• [EXERCISE DIRECTIONS]: The answer must be every line of the records below that contains the word "created".

::: PROVIDED RECORDS :::

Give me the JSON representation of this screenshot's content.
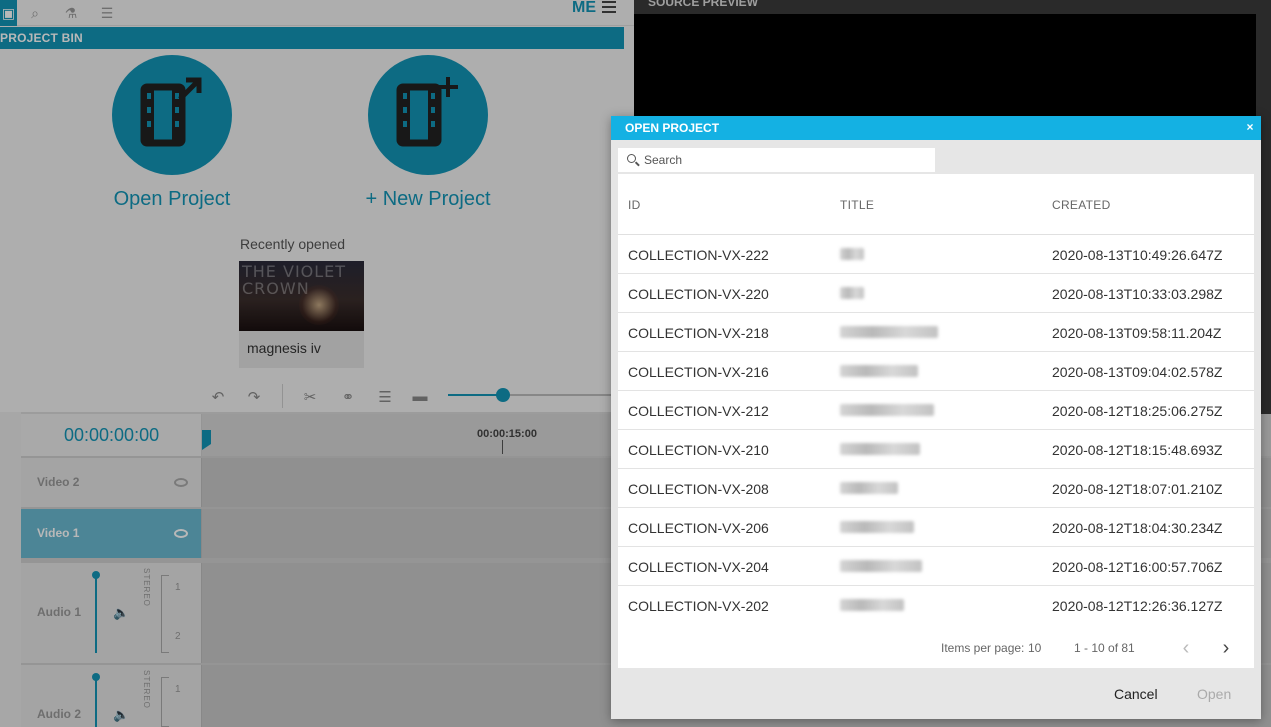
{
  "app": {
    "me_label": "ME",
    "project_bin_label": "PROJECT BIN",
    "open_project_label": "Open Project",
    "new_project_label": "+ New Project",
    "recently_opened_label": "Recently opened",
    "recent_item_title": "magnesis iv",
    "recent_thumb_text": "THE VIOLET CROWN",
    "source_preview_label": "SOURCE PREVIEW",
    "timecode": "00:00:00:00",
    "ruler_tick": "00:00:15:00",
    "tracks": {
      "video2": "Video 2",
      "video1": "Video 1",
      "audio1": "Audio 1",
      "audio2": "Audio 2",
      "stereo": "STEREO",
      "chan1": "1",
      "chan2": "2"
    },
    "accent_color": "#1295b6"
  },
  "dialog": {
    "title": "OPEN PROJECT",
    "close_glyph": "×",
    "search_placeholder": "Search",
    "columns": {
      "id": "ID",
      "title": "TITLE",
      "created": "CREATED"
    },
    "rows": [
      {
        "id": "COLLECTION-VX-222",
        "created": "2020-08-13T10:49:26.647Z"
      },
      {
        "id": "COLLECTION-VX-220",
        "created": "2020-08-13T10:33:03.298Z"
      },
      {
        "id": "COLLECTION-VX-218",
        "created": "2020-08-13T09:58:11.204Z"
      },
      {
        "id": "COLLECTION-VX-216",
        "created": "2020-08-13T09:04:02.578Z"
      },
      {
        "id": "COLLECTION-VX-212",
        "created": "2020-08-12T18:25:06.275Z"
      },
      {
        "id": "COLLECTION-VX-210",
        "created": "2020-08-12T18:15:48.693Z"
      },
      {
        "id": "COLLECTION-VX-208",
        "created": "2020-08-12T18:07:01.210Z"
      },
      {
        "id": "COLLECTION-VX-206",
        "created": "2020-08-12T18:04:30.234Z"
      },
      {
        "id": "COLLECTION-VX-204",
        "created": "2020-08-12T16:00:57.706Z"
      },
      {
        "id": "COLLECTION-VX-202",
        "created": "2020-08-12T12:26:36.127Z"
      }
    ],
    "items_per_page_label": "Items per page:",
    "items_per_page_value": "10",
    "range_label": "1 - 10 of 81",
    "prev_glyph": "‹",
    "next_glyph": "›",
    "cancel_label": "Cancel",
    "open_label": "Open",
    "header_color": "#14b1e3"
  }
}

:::

• [ANSWER SPACE]:
      "created": "CREATED"
        "created": "2020-08-13T10:49:26.647Z"
        "created": "2020-08-13T10:33:03.298Z"
        "created": "2020-08-13T09:58:11.204Z"
        "created": "2020-08-13T09:04:02.578Z"
        "created": "2020-08-12T18:25:06.275Z"
        "created": "2020-08-12T18:15:48.693Z"
        "created": "2020-08-12T18:07:01.210Z"
        "created": "2020-08-12T18:04:30.234Z"
        "created": "2020-08-12T16:00:57.706Z"
        "created": "2020-08-12T12:26:36.127Z"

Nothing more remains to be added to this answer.